    This is an argument that I first heard from John Forster, a well-respected aquaculture scientist and consultant based in Port Angeles, Washington. Forster, a Brit, who worked for years in the farmed salmon industry, makes his case in a fascinating post “Towards a Marine Agronomy.” As those of you who read the “About Us” section might recall, this short talk with Forster was one of the reasons this site was created — to continue to investigate new food sources.

    As Forster points out in his essay “Towards a Marine Agronomy,” the only countries that farm seaweed at any significant scale are in Asia; the Chinese, the world leaders, produce about 10 million tons of seaweed each year. But according to Forster, the potential for growth is astronomical.

    Consider fact du jour #2:

    Laminaria, a seaweed species, can average nearly 20 metric tons of per hectare per year, according to data from Chinese aquaculturists.

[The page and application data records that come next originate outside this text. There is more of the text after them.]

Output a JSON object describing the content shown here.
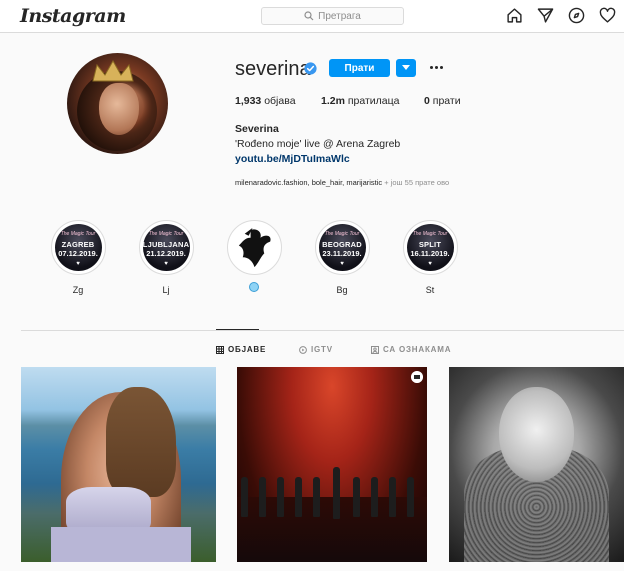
{
  "header": {
    "logo": "Instagram",
    "search_placeholder": "Претрага",
    "icons": [
      "home-icon",
      "direct-icon",
      "explore-icon",
      "activity-icon"
    ]
  },
  "profile": {
    "username": "severina",
    "verified": true,
    "follow_label": "Прати",
    "stats": {
      "posts_count": "1,933",
      "posts_label": "објава",
      "followers_count": "1.2m",
      "followers_label": "пратилаца",
      "following_count": "0",
      "following_label": "прати"
    },
    "bio": {
      "name": "Severina",
      "line1": "'Rođeno moje' live @ Arena Zagreb",
      "link": "youtu.be/MjDTuImaWlc"
    },
    "followed_by": {
      "names": "milenaradovic.fashion, bole_hair, marijaristic",
      "more": " + још 55 прате ово"
    }
  },
  "highlights": [
    {
      "tour": "The Magic Tour",
      "city": "ZAGREB",
      "date": "07.12.2019.",
      "label": "Zg"
    },
    {
      "tour": "The Magic Tour",
      "city": "LJUBLJANA",
      "date": "21.12.2019.",
      "label": "Lj"
    },
    {
      "tour": "",
      "city": "",
      "date": "",
      "label": ""
    },
    {
      "tour": "The Magic Tour",
      "city": "BEOGRAD",
      "date": "23.11.2019.",
      "label": "Bg"
    },
    {
      "tour": "The Magic Tour",
      "city": "SPLIT",
      "date": "16.11.2019.",
      "label": "St"
    }
  ],
  "tabs": [
    {
      "label": "ОБЈАВЕ",
      "icon": "grid-icon",
      "active": true
    },
    {
      "label": "IGTV",
      "icon": "igtv-icon",
      "active": false
    },
    {
      "label": "СА ОЗНАКАМА",
      "icon": "tagged-icon",
      "active": false
    }
  ],
  "colors": {
    "accent": "#0095f6",
    "link": "#00376b",
    "muted": "#8e8e8e",
    "border": "#dbdbdb"
  }
}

    Pulling from this data, Forster offers that “only one percent of the Earth’s ocean surface would be needed to grow and amount of seaweed equal to all the food plants currently farmed on land.”

    The idea of marine agronomy isn’t new — kelp is widely believed to be the world’s fastest growing plants — but it’s an idea that has gained little traction in the United States. One of the few examples is Ocean Approved, a small Maine-company that is believed to be America’s only commercial kelp farm. Three years ago, two guys started cultivating kelp in Casco Bay and began marketing it as an exotic vegetable. They’re the first we’ve found that are pitching the idea of kelp noodles, kelp salad, kelp slaw.

    Next month:
    Beyond Seaweed Salad. What do marine vegetables taste like?